Germans have long had a particularly strong emotional bond to America, seen in the post-World War II era as the defender of freedom and individual rights, including privacy. The scale and indiscriminate nature of NSA surveillance now conveys a different image of unrestrained power, devoid of sensitivity to and risk analysis of potential costs. Under the current circumstances increased information about the soul searching underway in the United States—the critical response of many citizens, new bills introduced in Congress, and the demands of Internet companies that the U.S. government respond to the surveillance concerns—would convey the key message that Americans do see the problem and debate changes.
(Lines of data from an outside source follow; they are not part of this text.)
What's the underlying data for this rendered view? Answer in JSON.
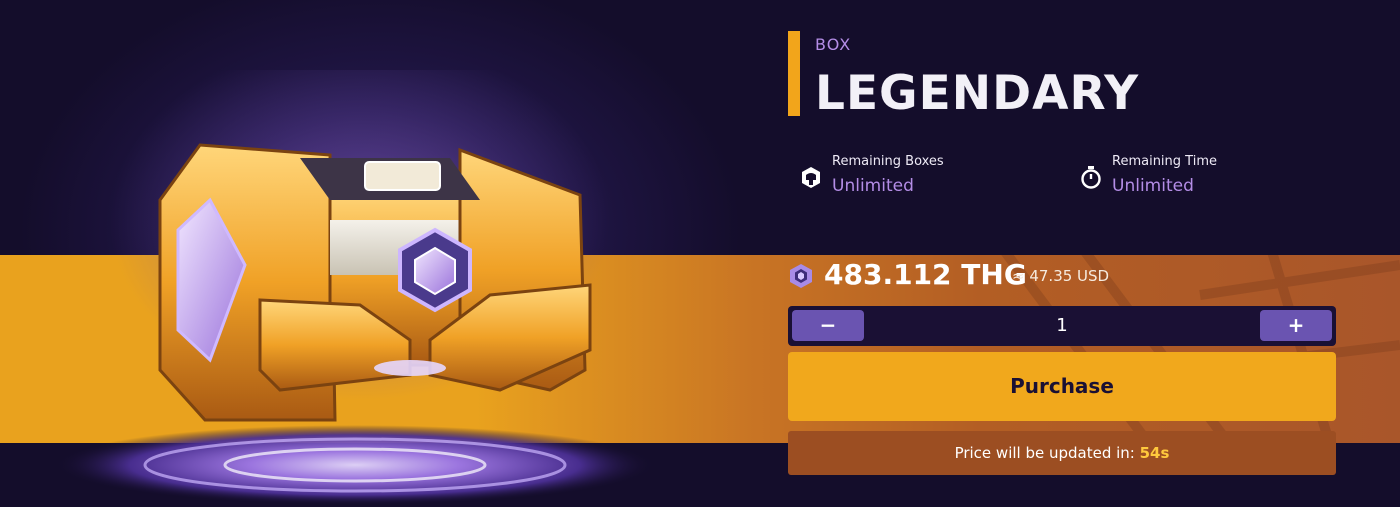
{
  "box": {
    "kicker": "BOX",
    "name": "LEGENDARY"
  },
  "stats": {
    "remaining_boxes": {
      "label": "Remaining Boxes",
      "value": "Unlimited",
      "icon": "box-helmet-icon"
    },
    "remaining_time": {
      "label": "Remaining Time",
      "value": "Unlimited",
      "icon": "stopwatch-icon"
    }
  },
  "price": {
    "amount": "483.112 THG",
    "usd": "≈ 47.35 USD",
    "icon": "thg-coin-icon"
  },
  "quantity": {
    "minus_label": "−",
    "value": "1",
    "plus_label": "+"
  },
  "purchase_label": "Purchase",
  "notice": {
    "text": "Price will be updated in: ",
    "countdown": "54s"
  },
  "colors": {
    "background": "#140d2b",
    "accent": "#f2a51b",
    "purple": "#b48de6",
    "button": "#6a54b1"
  }
}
Germans were deeply shocked and very sympathetic after the 9/11 terrorist attacks. The Social Democratic chancellor at the time, Gerhard Schröder, who later opposed the Bush administration’s plans to invade Iraq, offered unlimited solidarity, emphasizing the term “unlimited,” and Germany became an important American ally in Afghanistan. Yet, unlike some other Europeans countries, Germans have so far been spared a large terror attack at home—in part due to the security cooperation with the U.S. The long-term emotional impact of 9/11 in the United States is often underestimated by Germans, who also tend to forget that the 9/11 hijackers had lived, undetected, in Germany.
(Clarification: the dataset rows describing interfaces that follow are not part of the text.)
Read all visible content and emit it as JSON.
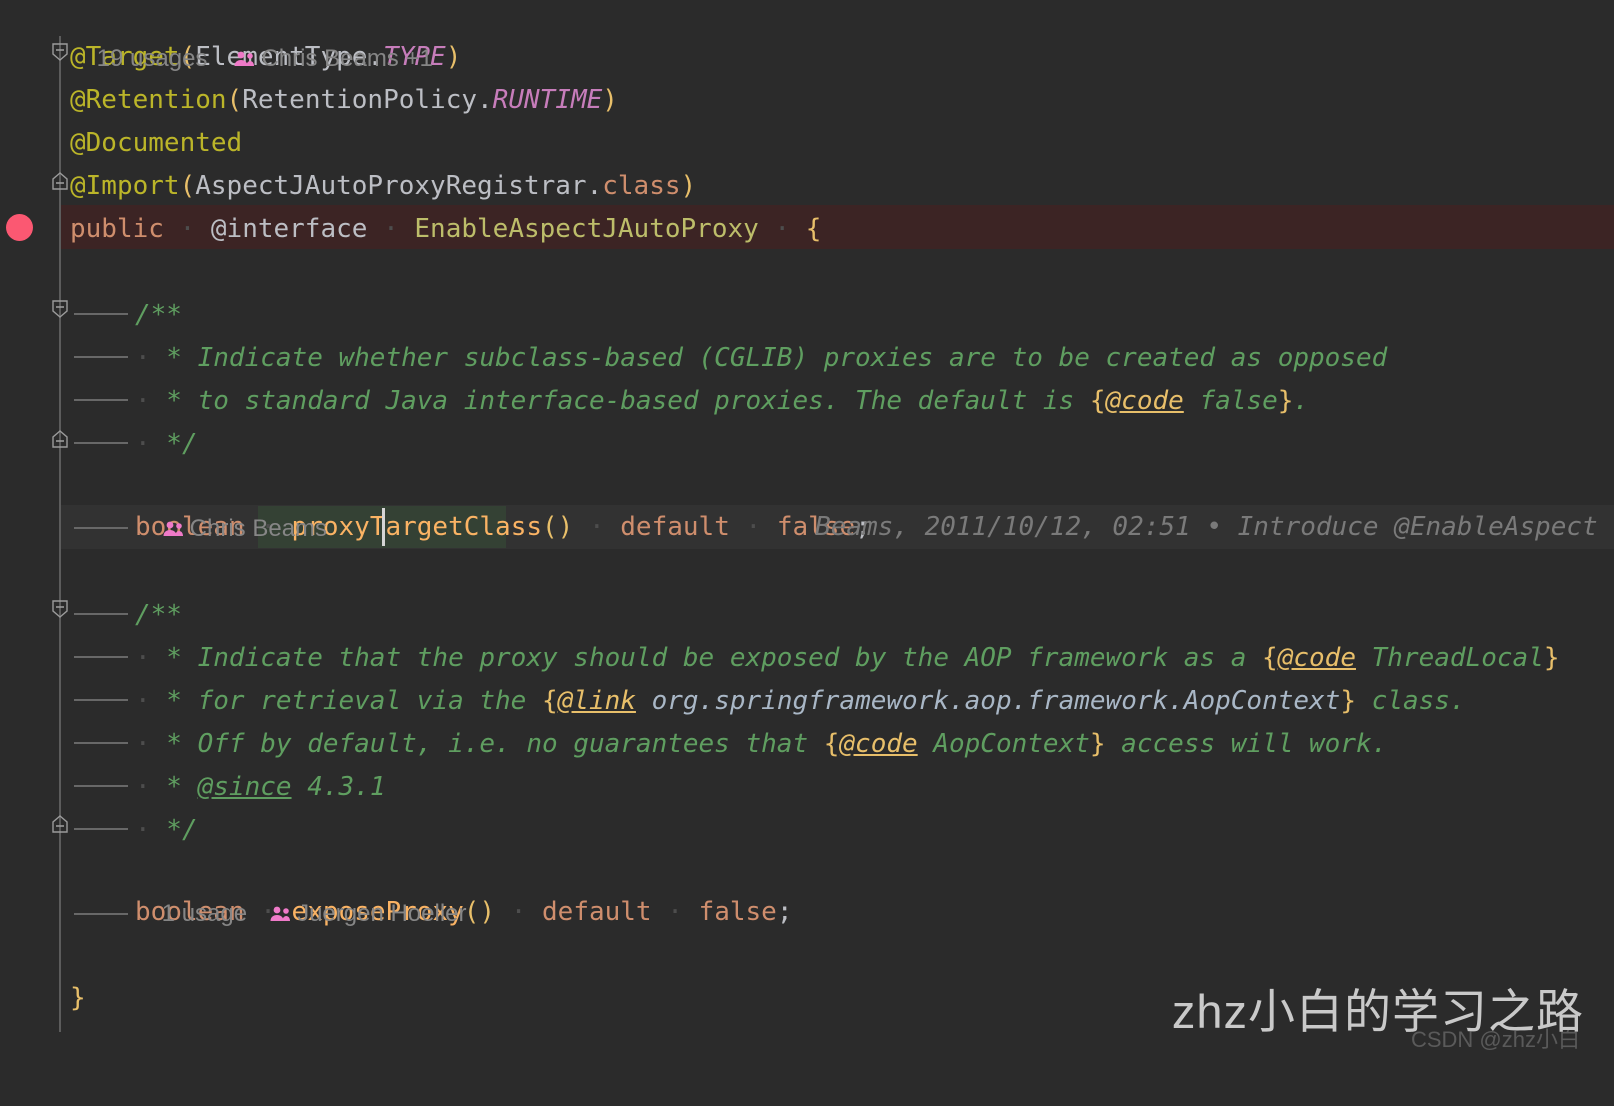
{
  "editor": {
    "background": "#2b2b2b",
    "breakpoint_line_bg": "#3c2424",
    "caret_line_bg": "#323232",
    "identifier_highlight_bg": "#344134",
    "breakpoint_color": "#fb5872"
  },
  "inlays": {
    "class_usages": "19 usages",
    "class_author": "Chris Beams +1",
    "proxy_target_class_author": "Chris Beams",
    "expose_proxy_usages": "1 usage",
    "expose_proxy_author": "Juergen Hoeller"
  },
  "blame": {
    "proxy_target_class": "Beams, 2011/10/12, 02:51 • Introduce @EnableAspect"
  },
  "code": {
    "l1_target": {
      "anno": "@Target",
      "open": "(",
      "cls": "ElementType",
      "dot": ".",
      "stat": "TYPE",
      "close": ")"
    },
    "l2_retention": {
      "anno": "@Retention",
      "open": "(",
      "cls": "RetentionPolicy",
      "dot": ".",
      "stat": "RUNTIME",
      "close": ")"
    },
    "l3_documented": {
      "anno": "@Documented"
    },
    "l4_import": {
      "anno": "@Import",
      "open": "(",
      "cls": "AspectJAutoProxyRegistrar",
      "dot": ".",
      "kw": "class",
      "close": ")"
    },
    "l5_decl": {
      "kw1": "public",
      "kw2": "@interface",
      "name": "EnableAspectJAutoProxy",
      "brace": "{"
    },
    "doc1": {
      "open": "/**",
      "line1_pre": " * Indicate whether subclass-based (CGLIB) proxies are to be created as opposed",
      "line2_pre": " * to standard Java interface-based proxies. The default is ",
      "line2_brace_open": "{",
      "line2_tag": "@code",
      "line2_val": " false",
      "line2_brace_close": "}",
      "line2_post": ".",
      "close": " */"
    },
    "m1": {
      "type": "boolean",
      "name": "proxyTargetClass",
      "parens": "()",
      "default_kw": "default",
      "value": "false",
      "semi": ";"
    },
    "doc2": {
      "open": "/**",
      "line1_pre": " * Indicate that the proxy should be exposed by the AOP framework as a ",
      "line1_brace_open": "{",
      "line1_tag": "@code",
      "line1_val": " ThreadLocal",
      "line1_brace_close": "}",
      "line2_pre": " * for retrieval via the ",
      "line2_brace_open": "{",
      "line2_tag": "@link",
      "line2_val": " org.springframework.aop.framework.AopContext",
      "line2_brace_close": "}",
      "line2_post": " class.",
      "line3_pre": " * Off by default, i.e. no guarantees that ",
      "line3_brace_open": "{",
      "line3_tag": "@code",
      "line3_val": " AopContext",
      "line3_brace_close": "}",
      "line3_post": " access will work.",
      "line4_pre": " * ",
      "line4_tag": "@since",
      "line4_post": " 4.3.1",
      "close": " */"
    },
    "m2": {
      "type": "boolean",
      "name": "exposeProxy",
      "parens": "()",
      "default_kw": "default",
      "value": "false",
      "semi": ";"
    },
    "close_brace": "}"
  },
  "watermark": {
    "main": "zhz小白的学习之路",
    "sub": "CSDN @zhz小白"
  }
}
Spying on the German chancellor, who had been spied upon by the Stasi, has damaged U.S. credibility by undermining the narrative of justifying surveillance with the anti-terror efforts. The chancellor is clearly not a terror suspect. Thus, people conclude that the NSA is not just spying to enhance security, but pursuing an unlimited agenda of trying to gain an advantage for the U.S., and doing so with seemingly limitless means, making people painfully aware of the huge gap in capabilities. This drives home that the U.S. and Europe, while being vital partners, are also competitors and rivals. Germans thus demand that a new anti-spying agreement should not just safeguard the privacy and rights of ordinary citizens and of leading politicians, but should protect businesses from economic espionage.
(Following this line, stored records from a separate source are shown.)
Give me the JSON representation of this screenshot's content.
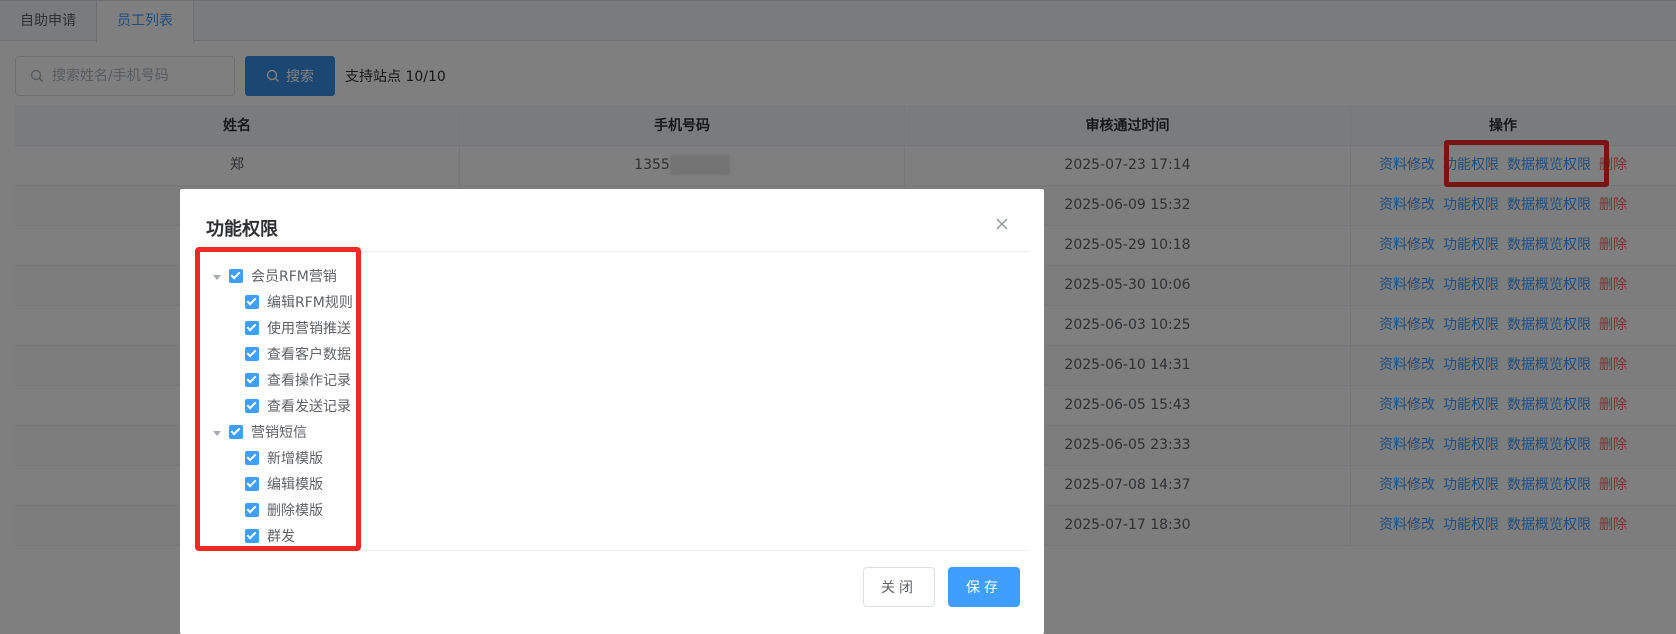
{
  "tabs": [
    {
      "label": "自助申请",
      "active": false
    },
    {
      "label": "员工列表",
      "active": true
    }
  ],
  "search": {
    "placeholder": "搜索姓名/手机号码",
    "button_label": "搜索",
    "site_count": "支持站点 10/10"
  },
  "table": {
    "headers": [
      "姓名",
      "手机号码",
      "审核通过时间",
      "操作"
    ],
    "rows": [
      {
        "name": "郑",
        "phone": "1355",
        "time": "2025-07-23 17:14"
      },
      {
        "name": "",
        "phone": "",
        "time": "2025-06-09 15:32"
      },
      {
        "name": "",
        "phone": "",
        "time": "2025-05-29 10:18"
      },
      {
        "name": "",
        "phone": "",
        "time": "2025-05-30 10:06"
      },
      {
        "name": "",
        "phone": "",
        "time": "2025-06-03 10:25"
      },
      {
        "name": "",
        "phone": "",
        "time": "2025-06-10 14:31"
      },
      {
        "name": "",
        "phone": "",
        "time": "2025-06-05 15:43"
      },
      {
        "name": "",
        "phone": "",
        "time": "2025-06-05 23:33"
      },
      {
        "name": "",
        "phone": "",
        "time": "2025-07-08 14:37"
      },
      {
        "name": "",
        "phone": "",
        "time": "2025-07-17 18:30"
      }
    ],
    "actions": {
      "edit": "资料修改",
      "func_perm": "功能权限",
      "data_perm": "数据概览权限",
      "delete": "删除"
    }
  },
  "dialog": {
    "title": "功能权限",
    "tree": [
      {
        "label": "会员RFM营销",
        "checked": true,
        "children": [
          {
            "label": "编辑RFM规则",
            "checked": true
          },
          {
            "label": "使用营销推送",
            "checked": true
          },
          {
            "label": "查看客户数据",
            "checked": true
          },
          {
            "label": "查看操作记录",
            "checked": true
          },
          {
            "label": "查看发送记录",
            "checked": true
          }
        ]
      },
      {
        "label": "营销短信",
        "checked": true,
        "children": [
          {
            "label": "新增模版",
            "checked": true
          },
          {
            "label": "编辑模版",
            "checked": true
          },
          {
            "label": "删除模版",
            "checked": true
          },
          {
            "label": "群发",
            "checked": true
          }
        ]
      }
    ],
    "close_label": "关闭",
    "save_label": "保存"
  },
  "colors": {
    "primary": "#409eff",
    "danger": "#f56c6c",
    "highlight": "#ee2a24"
  }
}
Americans may shrug their shoulders—what matters for the U.S. president is not German, but American backing. There are no loud public protests in Germany right now, but the silent disappointment is deep and widespread and cannot be easily contained by the foreign policy experts. A possible parliamentary inquiry in the German Bundestag will keep it fresh in people’s minds for months to come. Friends tell me that people turn away in disgust, seeing America as over-reacting and paranoid, as betraying its own values and principles. In addition to all other worries, this is easily exploited by people with anti-American sentiments and interests. It has taken center stage when many other urgent issues require close cooperation. The transatlantic ties are as important in the multipolar world as they were in the Cold War.
What can be done? On both sides of the Atlantic, people feel they are right, and they feel angry and anxious observing the seeming unwillingness of their long-standing partner to understand their respective fears. Rather than mutual indignation and recriminations—Germans upset by lack of trust and Americans dismayed by lack of realism—we need to do what we know works: widen and deepen dialogue. We need to debate vigorously, improve mutual knowledge and understanding, and truly work together on a range of issues, from the impact of the post 9/11 security apparatus on democracy to the future cooperation of the intelligence services. These issues are of vital interest on both sides of the Atlantic and cause for a united effort, rather than for mutual alienation.
Pia Bungarten is Director of Washington Office of the Friedrich Ebert Foundation